**Data for processing**
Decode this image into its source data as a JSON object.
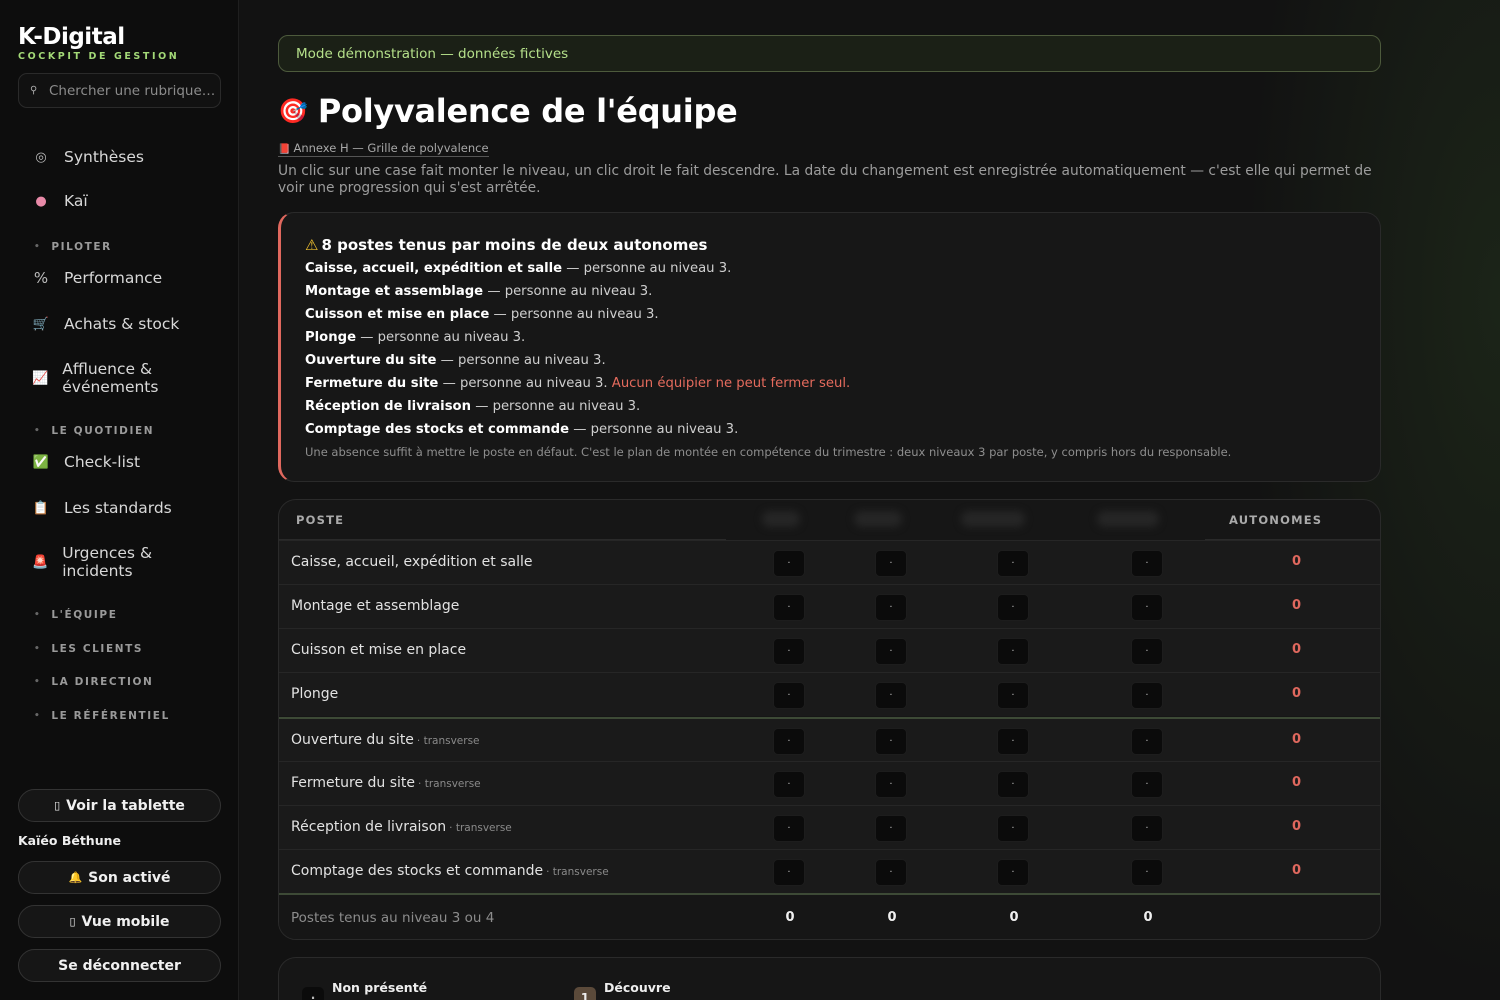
{
  "brand": {
    "name": "K-Digital",
    "subtitle": "COCKPIT DE GESTION"
  },
  "sidebar": {
    "search_placeholder": "Chercher une rubrique…",
    "items": [
      {
        "label": "Synthèses",
        "icon": "target-icon"
      },
      {
        "label": "Kaï",
        "icon": "brain-icon"
      },
      {
        "label": "Performance",
        "icon": "percent-icon"
      },
      {
        "label": "Achats & stock",
        "icon": "cart-icon"
      },
      {
        "label": "Affluence & événements",
        "icon": "chart-icon"
      },
      {
        "label": "Check-list",
        "icon": "checkbox-icon"
      },
      {
        "label": "Les standards",
        "icon": "clipboard-icon"
      },
      {
        "label": "Urgences & incidents",
        "icon": "siren-icon"
      }
    ],
    "sections": [
      "PILOTER",
      "LE QUOTIDIEN",
      "L'ÉQUIPE",
      "LES CLIENTS",
      "LA DIRECTION",
      "LE RÉFÉRENTIEL"
    ],
    "tablet_button": "Voir la tablette",
    "user_name": "Kaïéo Béthune",
    "sound_button": "Son activé",
    "mobile_button": "Vue mobile",
    "logout_button": "Se déconnecter"
  },
  "demo_banner": "Mode démonstration — données fictives",
  "page": {
    "title": "Polyvalence de l'équipe",
    "annex": "Annexe H — Grille de polyvalence",
    "intro": "Un clic sur une case fait monter le niveau, un clic droit le fait descendre. La date du changement est enregistrée automatiquement — c'est elle qui permet de voir une progression qui s'est arrêtée."
  },
  "alert": {
    "title": "8 postes tenus par moins de deux autonomes",
    "lines": [
      {
        "post": "Caisse, accueil, expédition et salle",
        "text": " — personne au niveau 3.",
        "extra": ""
      },
      {
        "post": "Montage et assemblage",
        "text": " — personne au niveau 3.",
        "extra": ""
      },
      {
        "post": "Cuisson et mise en place",
        "text": " — personne au niveau 3.",
        "extra": ""
      },
      {
        "post": "Plonge",
        "text": " — personne au niveau 3.",
        "extra": ""
      },
      {
        "post": "Ouverture du site",
        "text": " — personne au niveau 3.",
        "extra": ""
      },
      {
        "post": "Fermeture du site",
        "text": " — personne au niveau 3. ",
        "extra": "Aucun équipier ne peut fermer seul."
      },
      {
        "post": "Réception de livraison",
        "text": " — personne au niveau 3.",
        "extra": ""
      },
      {
        "post": "Comptage des stocks et commande",
        "text": " — personne au niveau 3.",
        "extra": ""
      }
    ],
    "footnote": "Une absence suffit à mettre le poste en défaut. C'est le plan de montée en compétence du trimestre : deux niveaux 3 par poste, y compris hors du responsable."
  },
  "table": {
    "col_poste": "POSTE",
    "col_autonomes": "AUTONOMES",
    "rows": [
      {
        "label": "Caisse, accueil, expédition et salle",
        "tag": "",
        "cells": [
          "·",
          "·",
          "·",
          "·"
        ],
        "autonomes": "0"
      },
      {
        "label": "Montage et assemblage",
        "tag": "",
        "cells": [
          "·",
          "·",
          "·",
          "·"
        ],
        "autonomes": "0"
      },
      {
        "label": "Cuisson et mise en place",
        "tag": "",
        "cells": [
          "·",
          "·",
          "·",
          "·"
        ],
        "autonomes": "0"
      },
      {
        "label": "Plonge",
        "tag": "",
        "cells": [
          "·",
          "·",
          "·",
          "·"
        ],
        "autonomes": "0"
      },
      {
        "label": "Ouverture du site",
        "tag": "· transverse",
        "cells": [
          "·",
          "·",
          "·",
          "·"
        ],
        "autonomes": "0"
      },
      {
        "label": "Fermeture du site",
        "tag": "· transverse",
        "cells": [
          "·",
          "·",
          "·",
          "·"
        ],
        "autonomes": "0"
      },
      {
        "label": "Réception de livraison",
        "tag": "· transverse",
        "cells": [
          "·",
          "·",
          "·",
          "·"
        ],
        "autonomes": "0"
      },
      {
        "label": "Comptage des stocks et commande",
        "tag": "· transverse",
        "cells": [
          "·",
          "·",
          "·",
          "·"
        ],
        "autonomes": "0"
      }
    ],
    "footer_label": "Postes tenus au niveau 3 ou 4",
    "footer_values": [
      "0",
      "0",
      "0",
      "0"
    ]
  },
  "legend": [
    {
      "badge": "·",
      "title": "Non présenté"
    },
    {
      "badge": "1",
      "title": "Découvre"
    }
  ],
  "colors": {
    "accent_green": "#a3d977",
    "alert_red": "#e0685e"
  }
}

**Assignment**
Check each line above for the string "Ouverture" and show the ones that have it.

**Exercise result**
        "post": "Ouverture du site",
        "label": "Ouverture du site",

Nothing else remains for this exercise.